Plenty of the attacks levelled against Clinton over the years have been policy-oriented and substantive, stemming from her mishandling of health-care reform during her husband’s first Administration, or from her initial support for the war in Iraq, or from her use of a private e-mail server while she was Secretary of State—criticisms that could have been lobbed in the same terms at a male politician of similar ambition. But much of what Clinton has had to battle, for decades, is sexism. She has not, as Trump noted, given up, but the fight has been a wearying spectacle, and one that may explain, at least in part, why people complain of Hillary Clinton fatigue.
Hillary has fought her past embarrassment as Talbot wrote:
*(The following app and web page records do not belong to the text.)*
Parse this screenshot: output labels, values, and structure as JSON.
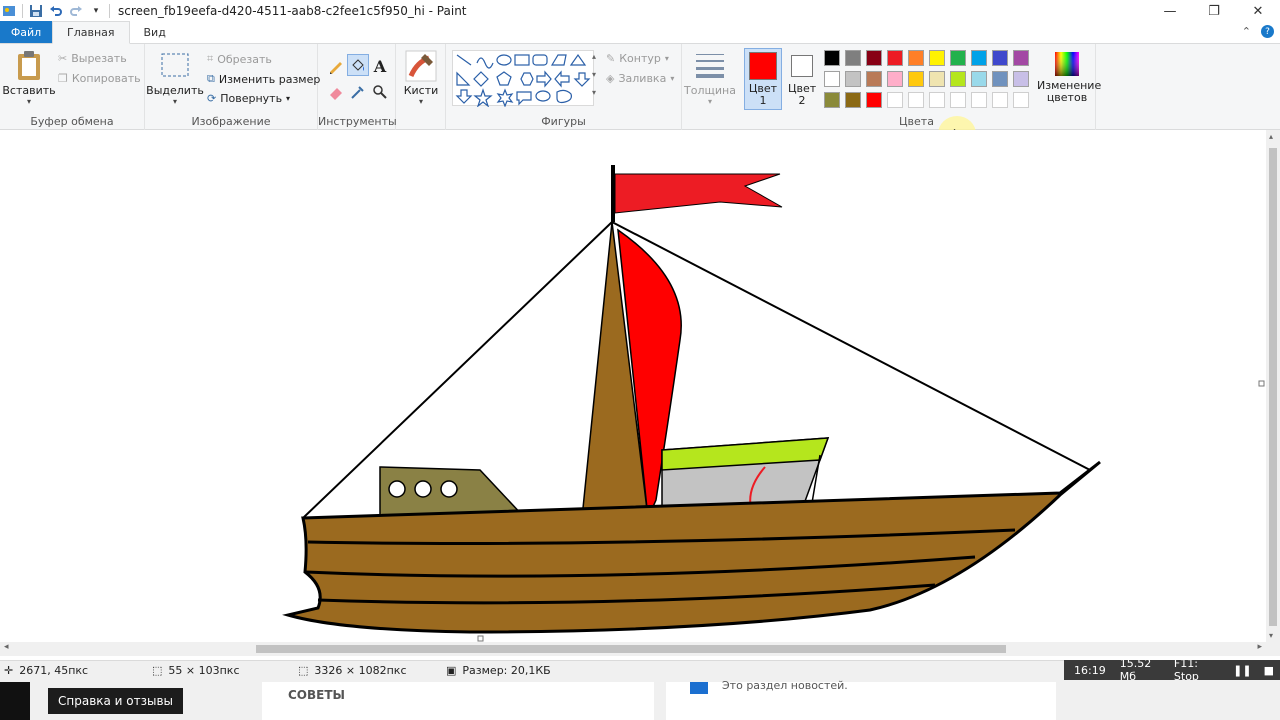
{
  "window": {
    "title": "screen_fb19eefa-d420-4511-aab8-c2fee1c5f950_hi - Paint"
  },
  "tabs": [
    {
      "label": "Файл"
    },
    {
      "label": "Главная"
    },
    {
      "label": "Вид"
    }
  ],
  "ribbon": {
    "clipboard": {
      "label": "Буфер обмена",
      "paste": "Вставить",
      "cut": "Вырезать",
      "copy": "Копировать"
    },
    "image": {
      "label": "Изображение",
      "select": "Выделить",
      "crop": "Обрезать",
      "resize": "Изменить размер",
      "rotate": "Повернуть"
    },
    "tools": {
      "label": "Инструменты"
    },
    "brushes": {
      "label": "Кисти"
    },
    "shapes": {
      "label": "Фигуры",
      "outline": "Контур",
      "fill": "Заливка"
    },
    "size": {
      "label": "Толщина"
    },
    "colors": {
      "label": "Цвета",
      "color1": "Цвет 1",
      "color2": "Цвет 2",
      "edit": "Изменение цветов",
      "color1_value": "#ff0000",
      "color2_value": "#ffffff",
      "palette_row1": [
        "#000000",
        "#7f7f7f",
        "#880015",
        "#ed1c24",
        "#ff7f27",
        "#fff200",
        "#22b14c",
        "#00a2e8",
        "#3f48cc",
        "#a349a4"
      ],
      "palette_row2": [
        "#ffffff",
        "#c3c3c3",
        "#b97a57",
        "#ffaec9",
        "#ffc90e",
        "#efe4b0",
        "#b5e61d",
        "#99d9ea",
        "#7092be",
        "#c8bfe7"
      ],
      "palette_row3": [
        "#8a8a3a",
        "#8b6914",
        "#ff0000"
      ]
    }
  },
  "status": {
    "cursor": "2671, 45пкс",
    "selection": "55 × 103пкс",
    "image_size": "3326 × 1082пкс",
    "file_size": "Размер: 20,1КБ"
  },
  "recorder": {
    "time": "16:19",
    "memory": "15.52 Мб",
    "stop": "F11: Stop"
  },
  "browser": {
    "help": "Справка и отзывы",
    "tips": "СОВЕТЫ",
    "news": "Это раздел новостей."
  }
}
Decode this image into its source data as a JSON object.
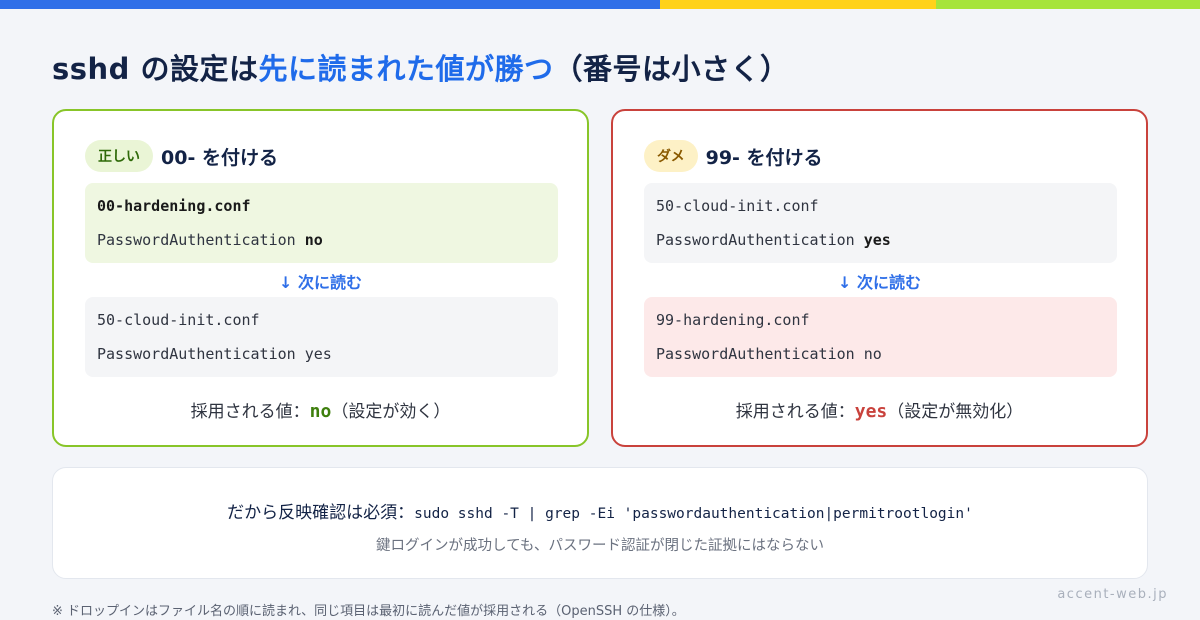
{
  "title": {
    "part1": "sshd の設定は",
    "highlight": "先に読まれた値が勝つ",
    "part2": "（番号は小さく）"
  },
  "colors": {
    "accent_blue": "#1f6bea",
    "good_border": "#88c529",
    "bad_border": "#c9423c"
  },
  "good": {
    "badge": "正しい",
    "heading": "00- を付ける",
    "first": {
      "file": "00-hardening.conf",
      "directive": "PasswordAuthentication",
      "value": "no"
    },
    "arrow": "↓ 次に読む",
    "second": {
      "file": "50-cloud-init.conf",
      "directive": "PasswordAuthentication",
      "value": "yes"
    },
    "result_label": "採用される値：",
    "result_value": "no",
    "result_note": "（設定が効く）"
  },
  "bad": {
    "badge": "ダメ",
    "heading": "99- を付ける",
    "first": {
      "file": "50-cloud-init.conf",
      "directive": "PasswordAuthentication",
      "value": "yes"
    },
    "arrow": "↓ 次に読む",
    "second": {
      "file": "99-hardening.conf",
      "directive": "PasswordAuthentication",
      "value": "no"
    },
    "result_label": "採用される値：",
    "result_value": "yes",
    "result_note": "（設定が無効化）"
  },
  "bottom": {
    "lead": "だから反映確認は必須：",
    "command": "sudo sshd -T | grep -Ei 'passwordauthentication|permitrootlogin'",
    "sub": "鍵ログインが成功しても、パスワード認証が閉じた証拠にはならない"
  },
  "footnote": "※ ドロップインはファイル名の順に読まれ、同じ項目は最初に読んだ値が採用される（OpenSSH の仕様）。",
  "brand": "accent-web.jp"
}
Clinton’s reputation has also been prone to another unfortunate pattern: she was often more popular when she was seen to be suffering a traditionally feminine humiliation. As First Lady, her approval ratings rose after the Monica Lewinsky revelations and during Kenneth Starr’s investigation of them. In 2008, many people rallied to her after she was excoriated for seeming to tear up at a campaign event. Trump was clearly seeking to humiliate Clinton by inviting women who had accused Bill Clinton of sexual harassment or assault to be his guests at the second debate. But this time it felt like she was long past embarrassment of the sort he was trying to induce—the stakes were too high, and Trump’s insults to women too categorical